In a period in which process is paramount, the teacher who uses the photographic images as a means of human interchange will be more useful than the critic.
Minor White, “Could the Critic in Photography Be Passé”, 1967, republished in Aperture Anthology: The Minor White Years, pp. 355-356.
I’m slowly but surely mowing my way through the anthology, and I should have a post up on it — well, I won’t say soon, so as not to jinx it, but sooner or later. But this is just too good not to put up in the meantime.
Note particularly the accelerating pace of publication/dissemination of information, the decline of “great” photographs, and the emphasis on process over product.
"Iizaka Town, Fukushima, 2006," by Toshio Shibata. Via Eye Curious.
I take a lot of photographs and show very few. If there is too much reality, too much identifiable sense of time and place, I don’t show these images. I have taken around 4,000 plates with my 8 x 10 camera and of those I show about one percent. I try to eliminate the reality, time and any sense of specific place. Of course this is extremely difficult with photography. Within a frame there are so many elements that are present and you cannot choose those that you want to keep and those that you want to eliminate. The only elements that you can control are contrast and tonality, light essentially. With painting all the ‘unnecessary’ parts in a scene can be eliminated. With photography, you just have to accept what is there. That is where the difficulty of photography lies. Photography is not something that you can make. It cannot be forced. You have to accept the subject.
The discussion of Shibata’s influences (including Adams, Meyerowitz, and Warhol) is enlightening; the Group f/64 connection in particular surprised me, although in retrospect, it probably should not have. It’s just that the western photography (such as the New Topographics) which seems closest in content and style to Shibata’s work is associated with a rejection of Group f/64, etc., in favor of photographers more associated with the documentary, like Walker Evans.
Shibata was coming from the other direction, moving away from the “social protest” documentary photographers of postwar Japan and toward the landscape styles associated with the American West, and but he arrived in a similar place in photographing the “man-altered landscape.” (Of course, it would be very incomplete to say that Shibata is just doing New Topographics style photography in a Japanese context; there are significant differences in his approach, most obviously in the degree of abstraction.)
But my favorite part of the interview is this sentence:
Photography is not something that you can make.

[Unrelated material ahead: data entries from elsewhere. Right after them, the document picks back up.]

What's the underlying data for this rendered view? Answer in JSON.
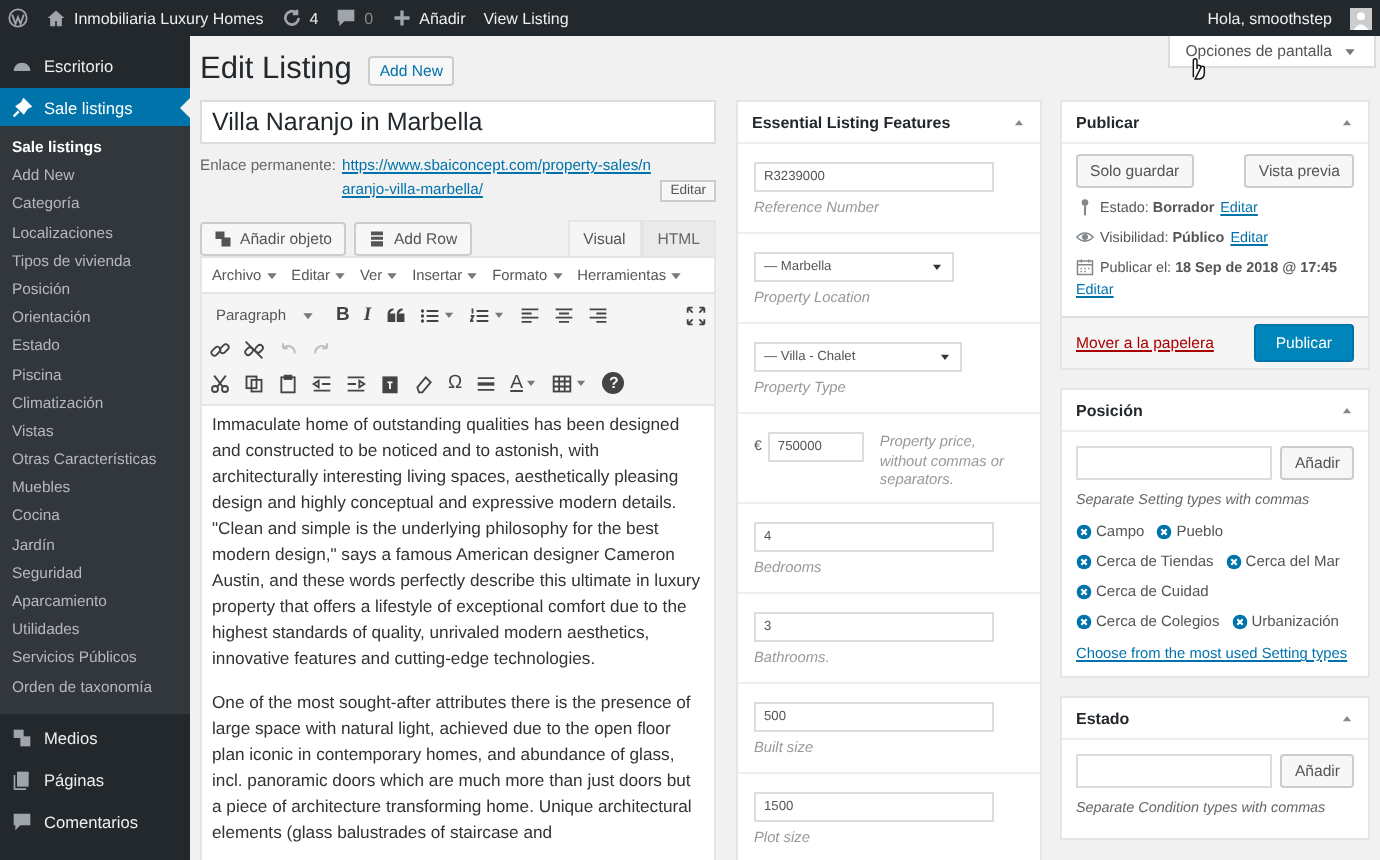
{
  "admin_bar": {
    "site": "Inmobiliaria Luxury Homes",
    "updates": "4",
    "comments": "0",
    "add": "Añadir",
    "view": "View Listing",
    "greeting": "Hola, smoothstep"
  },
  "sidebar": {
    "items": [
      {
        "label": "Escritorio",
        "selected": false
      },
      {
        "label": "Sale listings",
        "selected": true,
        "children": [
          {
            "label": "Sale listings",
            "selected": true
          },
          {
            "label": "Add New",
            "selected": false
          },
          {
            "label": "Categoría",
            "selected": false
          },
          {
            "label": "Localizaciones",
            "selected": false
          },
          {
            "label": "Tipos de vivienda",
            "selected": false
          },
          {
            "label": "Posición",
            "selected": false
          },
          {
            "label": "Orientación",
            "selected": false
          },
          {
            "label": "Estado",
            "selected": false
          },
          {
            "label": "Piscina",
            "selected": false
          },
          {
            "label": "Climatización",
            "selected": false
          },
          {
            "label": "Vistas",
            "selected": false
          },
          {
            "label": "Otras Características",
            "selected": false
          },
          {
            "label": "Muebles",
            "selected": false
          },
          {
            "label": "Cocina",
            "selected": false
          },
          {
            "label": "Jardín",
            "selected": false
          },
          {
            "label": "Seguridad",
            "selected": false
          },
          {
            "label": "Aparcamiento",
            "selected": false
          },
          {
            "label": "Utilidades",
            "selected": false
          },
          {
            "label": "Servicios Públicos",
            "selected": false
          },
          {
            "label": "Orden de taxonomía",
            "selected": false
          }
        ]
      },
      {
        "label": "Medios",
        "selected": false
      },
      {
        "label": "Páginas",
        "selected": false
      },
      {
        "label": "Comentarios",
        "selected": false
      }
    ]
  },
  "screen_options": "Opciones de pantalla",
  "page": {
    "title": "Edit Listing",
    "add_new": "Add New"
  },
  "post": {
    "title": "Villa Naranjo in Marbella",
    "permalink_label": "Enlace permanente:",
    "permalink_url": "https://www.sbaiconcept.com/property-sales/naranjo-villa-marbella/",
    "edit": "Editar"
  },
  "editor": {
    "buttons": [
      "Añadir objeto",
      "Add Row"
    ],
    "tabs": [
      {
        "label": "Visual",
        "selected": true
      },
      {
        "label": "HTML",
        "selected": false
      }
    ],
    "menus": [
      "Archivo",
      "Editar",
      "Ver",
      "Insertar",
      "Formato",
      "Herramientas"
    ],
    "format": "Paragraph",
    "toolbar_glyphs": [
      "B",
      "I",
      "Ω",
      "A",
      "?"
    ],
    "paragraphs": [
      "Immaculate home of outstanding qualities has been designed and constructed to be noticed and to astonish, with architecturally interesting living spaces, aesthetically pleasing design and highly conceptual and expressive modern details. \"Clean and simple is the underlying philosophy for the best modern design,\" says a famous American designer Cameron Austin, and these words perfectly describe this ultimate in luxury property that offers a lifestyle of exceptional comfort due to the highest standards of quality, unrivaled modern aesthetics, innovative features and cutting-edge technologies.",
      "One of the most sought-after attributes there is the presence of large space with natural light, achieved due to the open floor plan iconic in contemporary homes, and abundance of glass, incl. panoramic doors which are much more than just doors but a piece of architecture transforming home. Unique architectural elements (glass balustrades of staircase and"
    ]
  },
  "features": {
    "title": "Essential Listing Features",
    "items": [
      {
        "kind": "text",
        "value": "R3239000",
        "caption": "Reference Number"
      },
      {
        "kind": "select",
        "value": "— Marbella",
        "caption": "Property Location"
      },
      {
        "kind": "select",
        "value": "— Villa - Chalet",
        "caption": "Property Type"
      },
      {
        "kind": "price",
        "currency": "€",
        "value": "750000",
        "caption": "Property price, without commas or separators."
      },
      {
        "kind": "text",
        "value": "4",
        "caption": "Bedrooms"
      },
      {
        "kind": "text",
        "value": "3",
        "caption": "Bathrooms."
      },
      {
        "kind": "text",
        "value": "500",
        "caption": "Built size"
      },
      {
        "kind": "text",
        "value": "1500",
        "caption": "Plot size"
      }
    ]
  },
  "publish": {
    "title": "Publicar",
    "save": "Solo guardar",
    "preview": "Vista previa",
    "lines": [
      {
        "text": "Estado: **Borrador**",
        "link": "Editar"
      },
      {
        "text": "Visibilidad: **Público**",
        "link": "Editar"
      },
      {
        "text": "Publicar el: **18 Sep de 2018 @ 17:45**",
        "link": "Editar"
      }
    ],
    "trash": "Mover a la papelera",
    "publish": "Publicar"
  },
  "taxonomies": [
    {
      "title": "Posición",
      "button": "Añadir",
      "hint": "Separate Setting types with commas",
      "tags": [
        "Campo",
        "Pueblo",
        "Cerca de Tiendas",
        "Cerca del Mar",
        "Cerca de Cuidad",
        "Cerca de Colegios",
        "Urbanización"
      ],
      "link": "Choose from the most used Setting types"
    },
    {
      "title": "Estado",
      "button": "Añadir",
      "hint": "Separate Condition types with commas"
    }
  ]
}
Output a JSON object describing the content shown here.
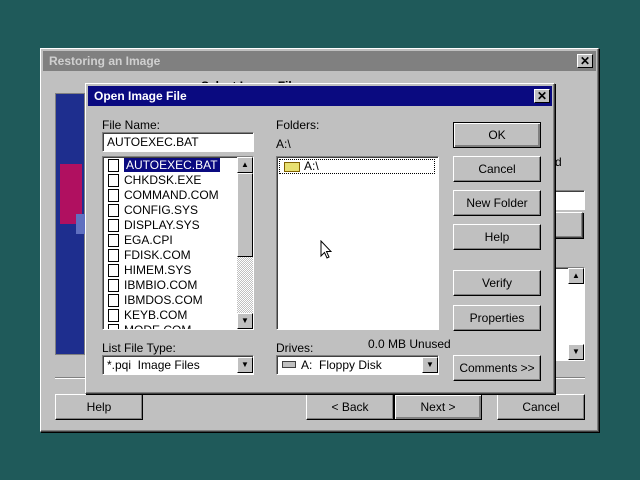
{
  "background_window": {
    "title": "Restoring an Image",
    "close_glyph": "✕",
    "partial_heading": "Select Image File",
    "partial_side_text": "d",
    "buttons": {
      "help": "Help",
      "back": "< Back",
      "next": "Next >",
      "cancel": "Cancel"
    }
  },
  "dialog": {
    "title": "Open Image File",
    "close_glyph": "✕",
    "file_name_label": "File Name:",
    "file_name_value": "AUTOEXEC.BAT",
    "files": [
      "AUTOEXEC.BAT",
      "CHKDSK.EXE",
      "COMMAND.COM",
      "CONFIG.SYS",
      "DISPLAY.SYS",
      "EGA.CPI",
      "FDISK.COM",
      "HIMEM.SYS",
      "IBMBIO.COM",
      "IBMDOS.COM",
      "KEYB.COM",
      "MODE.COM"
    ],
    "selected_file_index": 0,
    "folders_label": "Folders:",
    "current_path": "A:\\",
    "folder_items": [
      "A:\\"
    ],
    "drive_space": "0.0 MB Unused",
    "list_type_label": "List File Type:",
    "list_type_value": "*.pqi  Image Files",
    "drives_label": "Drives:",
    "drives_value": "A:  Floppy Disk",
    "buttons": {
      "ok": "OK",
      "cancel": "Cancel",
      "new_folder": "New Folder",
      "help": "Help",
      "verify": "Verify",
      "properties": "Properties",
      "comments": "Comments >>"
    }
  },
  "colors": {
    "desktop": "#1f5a5a",
    "active_title": "#0a0a80",
    "inactive_title": "#808080",
    "face": "#c0c0c0"
  }
}
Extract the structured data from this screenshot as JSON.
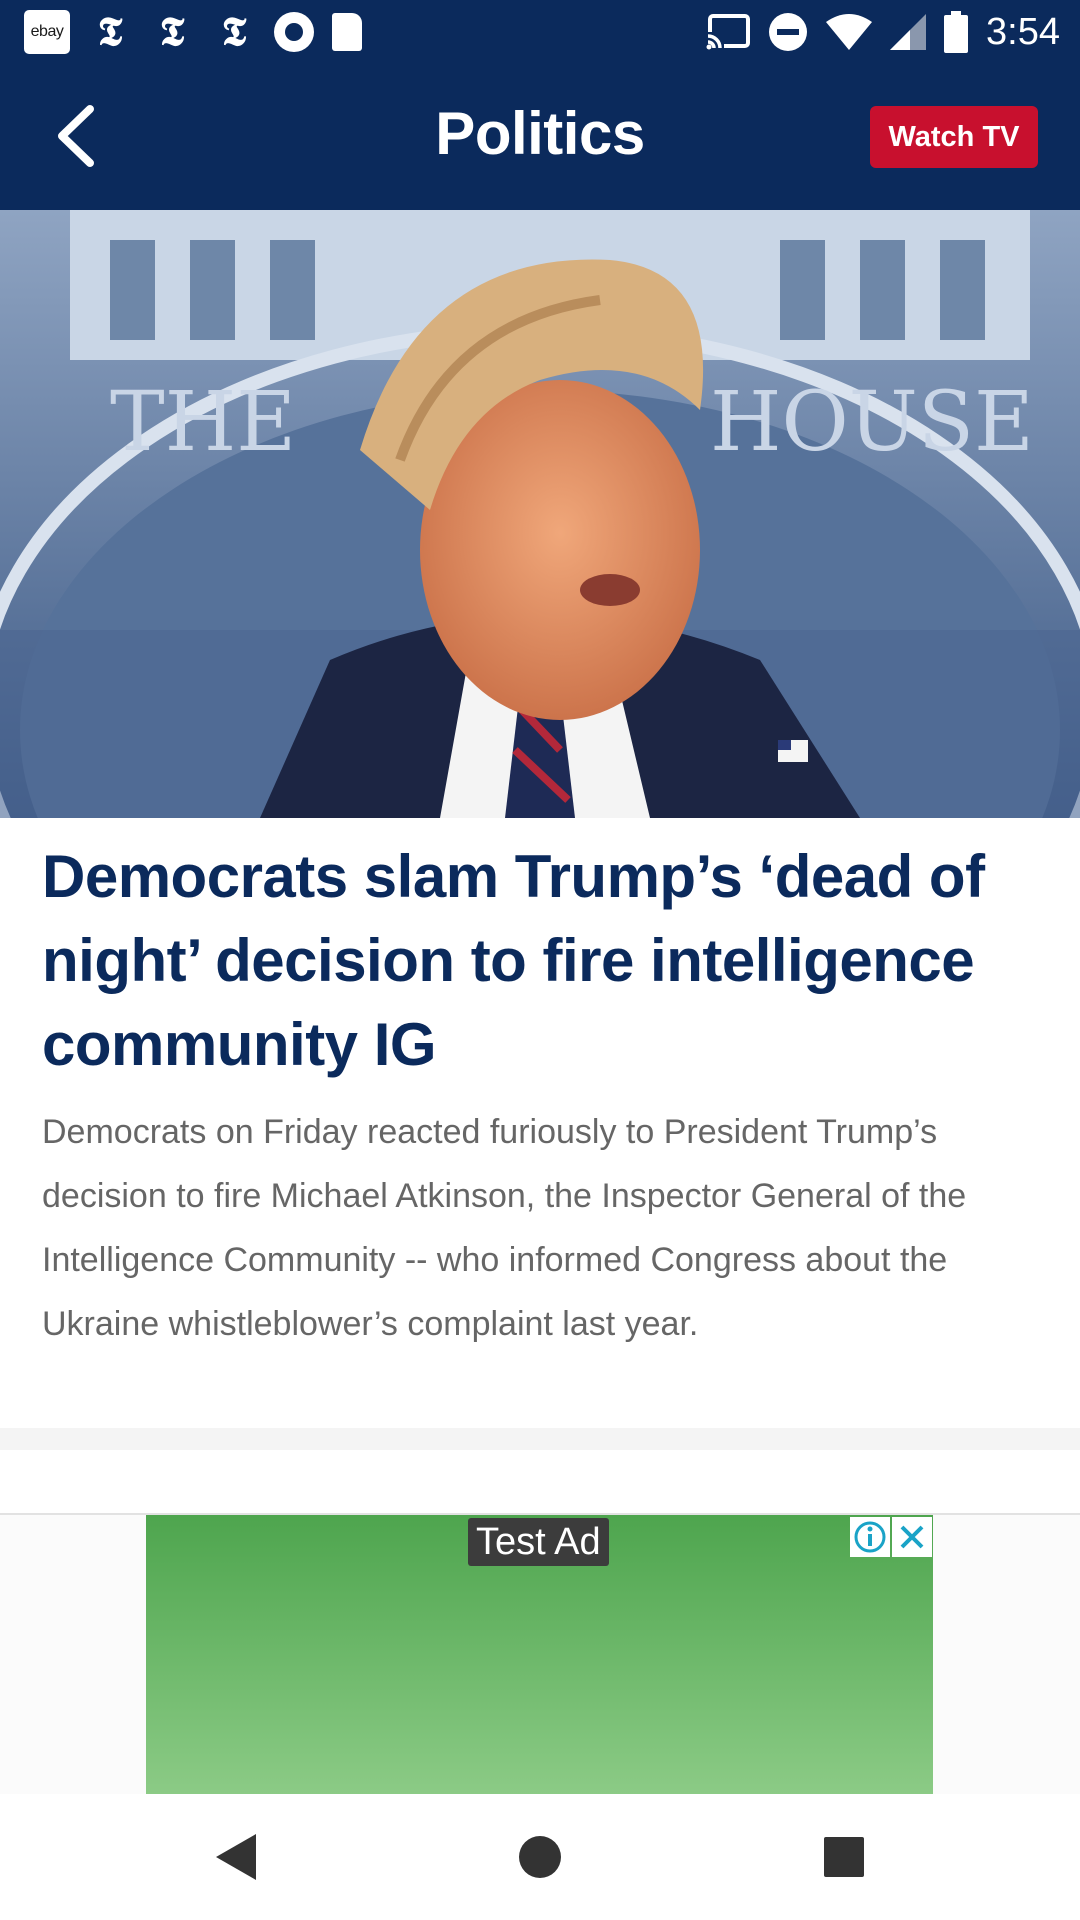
{
  "status_bar": {
    "time": "3:54",
    "left_icons": [
      "ebay-app-icon",
      "nytimes-icon",
      "nytimes-icon",
      "nytimes-icon",
      "record-icon",
      "sd-card-icon"
    ],
    "ebay_label": "ebay",
    "nyt_glyph": "𝕿",
    "right_icons": [
      "cast-icon",
      "do-not-disturb-icon",
      "wifi-icon",
      "signal-icon",
      "battery-icon"
    ]
  },
  "app_bar": {
    "title": "Politics",
    "watch_tv_label": "Watch TV",
    "back_icon": "chevron-left-icon"
  },
  "article": {
    "hero_image": "press-briefing-photo",
    "headline": "Democrats slam Trump’s ‘dead of night’ decision to fire intelligence community IG",
    "summary": "Democrats on Friday reacted furiously to President Trump’s decision to fire Michael Atkinson, the Inspector General of the Intelligence Community -- who informed Congress about the Ukraine whistleblower’s complaint last year."
  },
  "ad": {
    "label": "Test Ad",
    "info_icon": "info-icon",
    "close_icon": "close-icon"
  },
  "nav_bar": {
    "buttons": [
      "back-triangle-icon",
      "home-circle-icon",
      "recents-square-icon"
    ]
  },
  "colors": {
    "brand_navy": "#0b2a5c",
    "watch_red": "#c8102e",
    "ad_green": "#5fb05f"
  }
}
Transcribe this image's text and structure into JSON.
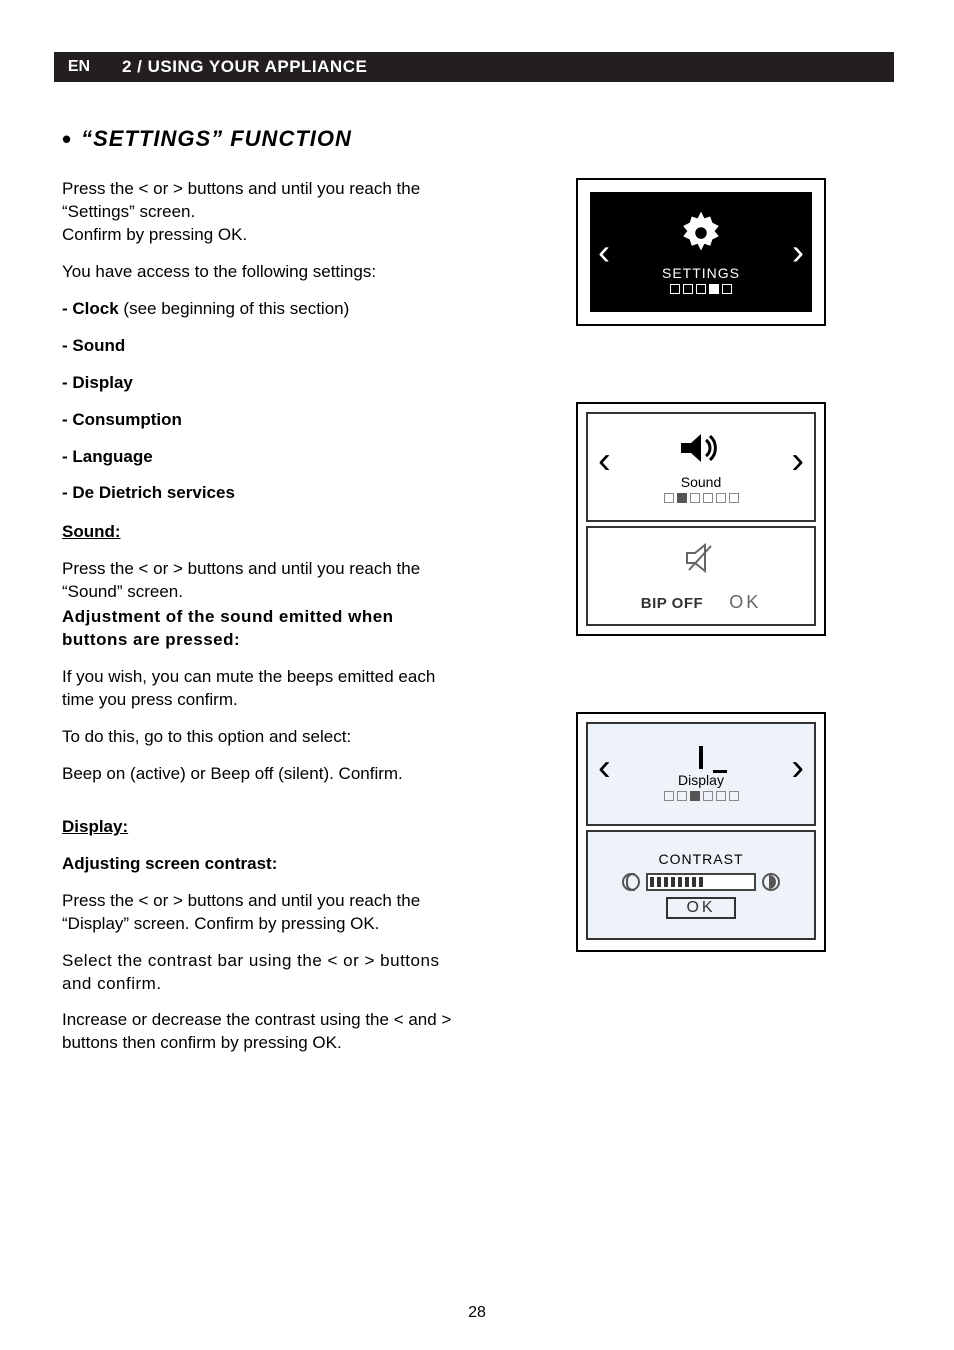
{
  "header": {
    "badge": "EN",
    "title": "2 / USING YOUR APPLIANCE"
  },
  "section": {
    "bullet": "•",
    "title": "“SETTINGS” FUNCTION"
  },
  "intro": {
    "p1": "Press the < or > buttons and until you reach the “Settings” screen.",
    "p2": "Confirm by pressing OK.",
    "p3": "You have access to the following settings:"
  },
  "list": {
    "clock_prefix": "- Clock",
    "clock_note": " (see beginning of this section)",
    "sound": "- Sound",
    "display": "- Display",
    "consumption": "- Consumption",
    "language": "- Language",
    "dedietrich": "- De Dietrich services"
  },
  "sound_section": {
    "heading": "Sound:",
    "p1": "Press the < or > buttons and until you reach the “Sound” screen.",
    "subhead": "Adjustment of the sound emitted when buttons are pressed:",
    "p2": "If you wish, you can mute the beeps emitted each time you press confirm.",
    "p3": "To do this, go to this option and select:",
    "p4": "Beep on (active) or Beep off (silent). Confirm."
  },
  "display_section": {
    "heading": "Display:",
    "subhead": "Adjusting screen contrast:",
    "p1": "Press the < or > buttons and until you reach the “Display” screen. Confirm by pressing OK.",
    "p2": "Select the contrast bar using the < or > buttons and confirm.",
    "p3": "Increase or decrease the contrast using the < and > buttons then confirm by pressing OK."
  },
  "screens": {
    "settings_label": "SETTINGS",
    "sound_label": "Sound",
    "bip_off": "BIP OFF",
    "ok": "OK",
    "display_label": "Display",
    "contrast": "CONTRAST"
  },
  "page_number": "28"
}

It cannot be forced. You have to accept the subject.
I think this is particularly relevant given the recent back-and-forth in the blogosphere on the Paul Graham essay. One aspect of that discussion is the tension between “straight” photography and photography in which the subject is manufactured or performed by the photographer.
When Shibata says, “photography is something you cannot make,” he is obviously talking about “straight” photography, and he is highlighting what I think is the most important aspect of straight photography — that it involves a confrontation and, ultimately, reconciliation between the photographer and the world; it is basically anti-solipsistic, even when it is engaged in abstraction or when it is infused with the emotions or inner demons of the photographer. This is what Minor White called, “the camera’s strongest point—the magic of its tether to visual reality.”